This page provides general guidelines on testing your avalanche transceiver. Obviously the best method
is to return your transceiver to the manufacture for testing, but the tests on this page will discover most
problems. The information on this page was originally written by Jeff Lane and
Test #1—Test the reception range with the antennas aligned
Switch a second transceiver on transmit and place it on the ground with the housing's long axis pointing
directly at the searcher.
- Starting approximately 200 feet from the transmitting beacon:
- Switch your transceiver to receive (aka Search).
- Point your transceiver directly at the transmitting beacon.
- Walk toward the transmitting beacon.
- Note the distance when your transceiver receives a signal.
- Switch your transceiver back to transmit and repeat the above steps a few times.
Results: The average distance when your transceiver receives a signal should be similar
to other transceivers of the same make and model plus-or-minus about
five meters. Anything less than 30 meters is definitely unacceptable. (Read the
details about how we test reception ranges.)
- Repeat Test #1, but this time hold your transceiver so it is perpendicular to the transmitter (i.e.,
so the antennas are in "worst case" alignment).
Results: The average reception range should be at least 50% of the distance measured
in Test #1. (In the case of the Pieps DSPs, it might even be longer.)
Test #3—Test the transmission range
- Repeat Test #1, but this time use your transceiver as the transmitting beacon and a second transceiver
as the receiver.
Results: As with Test #1, the average distance when the receiving beacon receives a

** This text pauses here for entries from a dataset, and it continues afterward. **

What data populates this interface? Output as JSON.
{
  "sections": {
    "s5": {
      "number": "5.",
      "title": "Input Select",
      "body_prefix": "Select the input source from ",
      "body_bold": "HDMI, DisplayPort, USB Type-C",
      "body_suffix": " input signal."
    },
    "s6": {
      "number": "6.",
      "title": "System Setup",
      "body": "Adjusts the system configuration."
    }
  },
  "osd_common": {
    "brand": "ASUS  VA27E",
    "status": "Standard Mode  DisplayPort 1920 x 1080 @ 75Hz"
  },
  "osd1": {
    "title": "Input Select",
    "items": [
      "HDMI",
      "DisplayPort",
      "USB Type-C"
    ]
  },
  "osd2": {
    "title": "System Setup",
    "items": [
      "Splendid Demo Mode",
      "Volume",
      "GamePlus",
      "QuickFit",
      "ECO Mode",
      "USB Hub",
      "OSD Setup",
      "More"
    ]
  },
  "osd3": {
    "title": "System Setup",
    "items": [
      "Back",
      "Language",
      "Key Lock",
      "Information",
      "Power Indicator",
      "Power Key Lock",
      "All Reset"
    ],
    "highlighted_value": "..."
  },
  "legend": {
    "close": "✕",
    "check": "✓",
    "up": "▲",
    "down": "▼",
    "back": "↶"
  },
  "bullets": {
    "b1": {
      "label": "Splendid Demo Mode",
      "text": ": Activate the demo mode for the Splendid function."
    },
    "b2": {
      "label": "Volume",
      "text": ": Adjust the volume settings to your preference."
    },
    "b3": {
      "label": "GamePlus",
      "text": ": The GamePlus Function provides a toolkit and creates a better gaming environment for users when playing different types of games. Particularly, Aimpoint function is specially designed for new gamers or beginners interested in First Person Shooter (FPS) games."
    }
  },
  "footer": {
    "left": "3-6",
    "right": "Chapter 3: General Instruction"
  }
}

signal should be similar to other transceivers of the same make and model
plus-or-minus about five meters. Anything less than 30 meters is definitely unacceptable.
Test #4—Test the directional indicator
- Stand approximately 30 feet from the transmitter and switch your beacon to receive.
- Point your beacon at the transmitting beacon. The direction arrow on your beacon should point straight
ahead (toward the transmitting beacon).
- Slowly rotate your transceiver 45-degrees to the left and then 45-degrees to the right. Your beacon's
direction indicator should continue to point at the
Results: During this test the direction indicator should point at the transmitting beacon
within about two beeps.
Test #5—Test spike handling
You can see if your transceiver handles spikes using this simple
Test #6—Test the transmission frequency
Testing the transmission frequency is less necessary on digital transceivers,
but worth doing if you can. Poor performance in Test #3 may indicate an incorrect transmission frequency,
but a beacon can pass Test #3 yet be transmitting outside specifications.
Refer to the comparison table to see which transceivers
can test other beacons. (You can read about the DSPs testers
here.) Many of the individual
transceiver reviews explain how to activate the "test" or "group
Test #7—Physically inspect the transceiver
- Inspect the harness for loose stitching or broken buckles.
- Inspect the casing for for damage or cracks.
- Inspect the beacon’s display for function and damage.
- Inspect the switches for function and damage.
- Inspect the battery compartment and terminals for any corrosion. Make sure the batteries fit snugly.
- With your transceiver set to receive, give it a good shake. It should continue to receive without
resetting (which can happen if the batteries or internal connections are loose).
- Test the functionality of all buttons and switches. Do they do what they’re supposed to do (power
on, off, search, send, mark, etc)?
- If the beacon is set to automatically revert to transmit after
a specified number of minutes, does it? If the beacon is supposed to revert only if motionless, does
the motion sensor work?